” Is dating dead?”.
Sounds morbid, but that’s the question presented by a current, controversial New York Times article which argues that dating as we have actually known it has, well, handed down. I attempted the same concern on two of my female, single-but-dating colleagues. Their reactions were instant: “Oh, yeah.”.
Alex Williams, the author of the Times short article, charges online dating, hookup culture, and straight-out social connection with producing the “completion of courtship”– and the social rules that were supposedly part and parcel with it.
But dating is not dead. And the question of its ongoing presence is truly a stand-in for a much larger concern, one that my colleagues and I soon discovered ourselves talking about: Why is contemporary dating seemingly without mutual respect? And does that count as “death” to courtship as we knew it?
Modern Technologies and the “End” of Romance.
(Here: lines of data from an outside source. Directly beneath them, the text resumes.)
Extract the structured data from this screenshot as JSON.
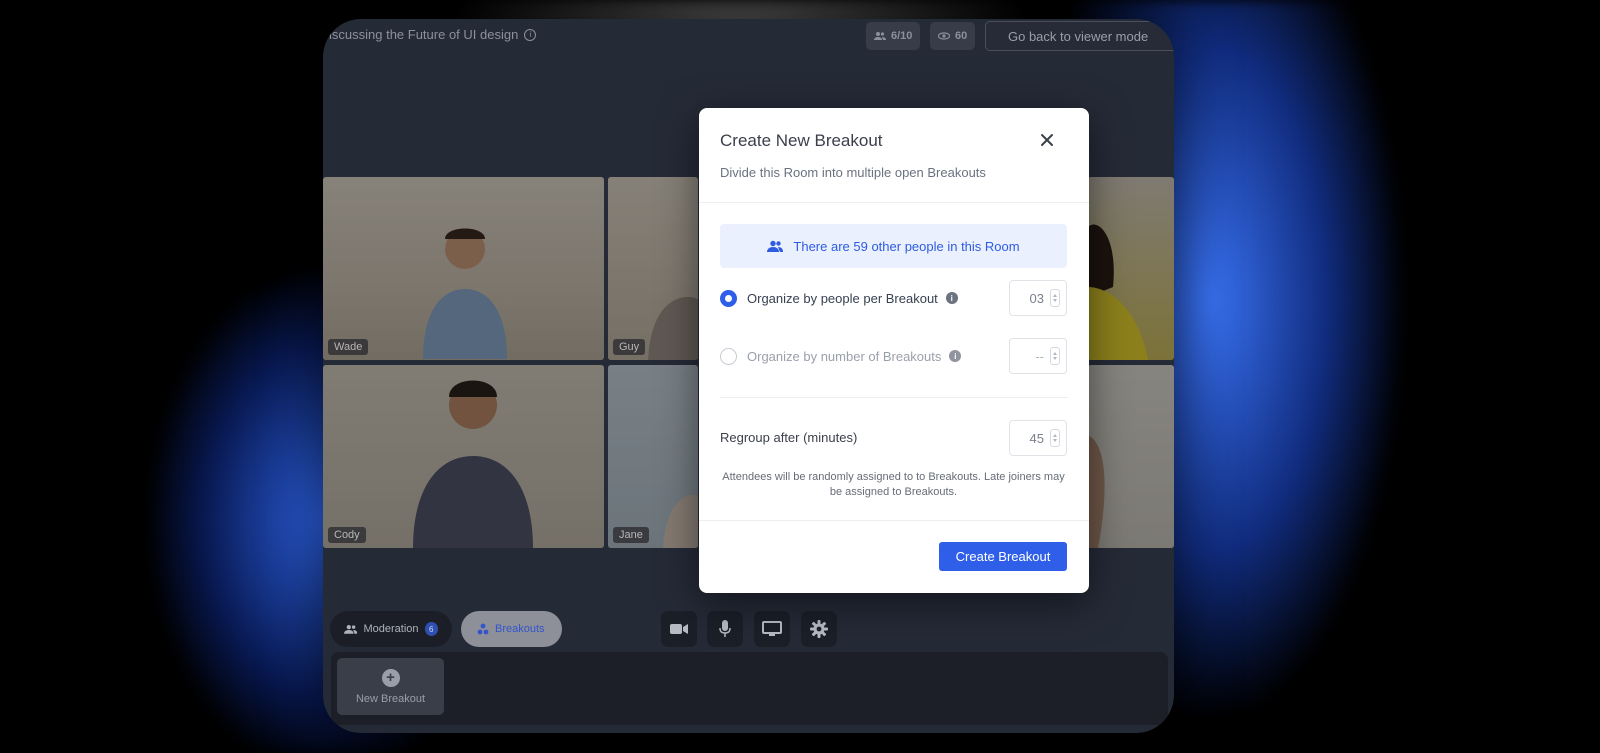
{
  "colors": {
    "accent": "#2f5fe9",
    "app_background": "#252a37",
    "modal_background": "#ffffff",
    "banner_background": "#eaf0fd",
    "banner_text": "#2e5ce0"
  },
  "topbar": {
    "room_title": "iscussing the Future of UI design",
    "participants_count": "6/10",
    "viewers_count": "60",
    "viewer_mode_button": "Go back to viewer mode"
  },
  "video_grid": [
    {
      "name": "Wade"
    },
    {
      "name": "Guy"
    },
    {
      "name": "Cody"
    },
    {
      "name": "Jane"
    }
  ],
  "bottom_bar": {
    "moderation_label": "Moderation",
    "moderation_badge": "6",
    "breakouts_label": "Breakouts",
    "media_buttons": [
      "camera-icon",
      "microphone-icon",
      "screen-share-icon",
      "settings-icon"
    ],
    "new_breakout_label": "New Breakout"
  },
  "modal": {
    "title": "Create New Breakout",
    "subtitle": "Divide this Room into multiple open Breakouts",
    "people_banner": "There are 59 other people in this Room",
    "options": [
      {
        "label": "Organize by people per Breakout",
        "selected": true,
        "value": "03",
        "placeholder": "--"
      },
      {
        "label": "Organize by number of Breakouts",
        "selected": false,
        "value": "",
        "placeholder": "--"
      }
    ],
    "regroup_label": "Regroup after (minutes)",
    "regroup_value": "45",
    "note": "Attendees will be randomly assigned to to Breakouts. Late joiners may be assigned to Breakouts.",
    "create_button": "Create Breakout"
  }
}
People are definitely still going on dates. In reality, every month, 25 million people seek out dates through online dating services. This figure alone (or a night out on any city bar scene) is testament that dating is in reality alive and kicking. That stated, the ways we date have certainly changed from the ways we used to, which’s to be anticipated. As human cultures and technologies evolve, so too will human relationships. What we are seeing is not necessarily the death of romance but the diminishment of a specific sort of human interaction which evolved for a specific sociocultural context. Certainly, some writers hail the end of outdated modes of courtship as a positive indication, demonstrative of a more nuanced and inclusive dating arena in addition to the growth of ladies’s rights.
However other authors (Williams included) lament the loss of conventional dating, blaming modern-day interactions innovations (such as Facebook, Gchats, and texting) for messing up love. These innovations, the thinking goes, enable continuous connectivity without the need for direct interaction and without social context, which can develop needless disputes (e.g., Facebook-stalking a date can cause discovering photos of them looking flirty with someone else, which can cause sensations of insecurity and anger, and so on). Said disputes, in addition to easy access to online dating sites, make it easier for us to leave present partners rather of putting in the work needed of any relationship. Indeed, interactions innovations have the prospective to reproduce disrespect for each other’s time, privacy, and individual worth throughout all phases of a dating relationship– as anybody who’s been broken up with through text message can attest.
All that being said, it’s not particularly practical to generalize an entire generation, as Williams does, as helpless victims of contemporary technologies and the “hookup culture” they allegedly promote. Undoubtedly, this line of thinking challenges the power that we, as people and as a cumulative generation, need to specify dating and our social relationships. We would do well to spend less time complaining text messaging and Facebook chats as the death knell of dating and more time clarifying the truth that we are not victims of these technologies. Modern technologies have not limited the ways we interact with possible romantic partners; instead, we restrict ourselves when we select to count on stated technologies to the exemption of all other methods of communication (e.g., good old-fashioned love letters, long talks on the beach, and so on). And we limit ourselves even further when we enable technological platforms to change or get rid of the human elements of our relationships, even when they take place online. Innovation is what we make from it.
The question, therefore, is not whether interactions innovations have exterminated romance or respect in our contemporary dating culture, however whether we will enable them to. Text messages and Gchats are not naturally without consideration for the person being texted or Gchatted; it is the human-generated content of said messages that indicates either respect or the absence thereof. A person can, for example, feel just as valued over a candlelit supper as they can feel disrespected; we can’t actually attribute these feelings to the “dinner” itself. Eventually, “love” and “dating” indicate different things to different people, and relationships are constantly case-specific. As a culture and as people, we would do ourselves a fantastic service by breaking away from the concept that “dating” must carry with it a fixed set of guidelines– because in truth, the sort of dates we go on and the technologies we utilize to prepare those dates matter less than the way we treat the individual there with us, and allow ourselves to be dealt with. Certainly, these options are the best ways we have of developing a culture of shared respect.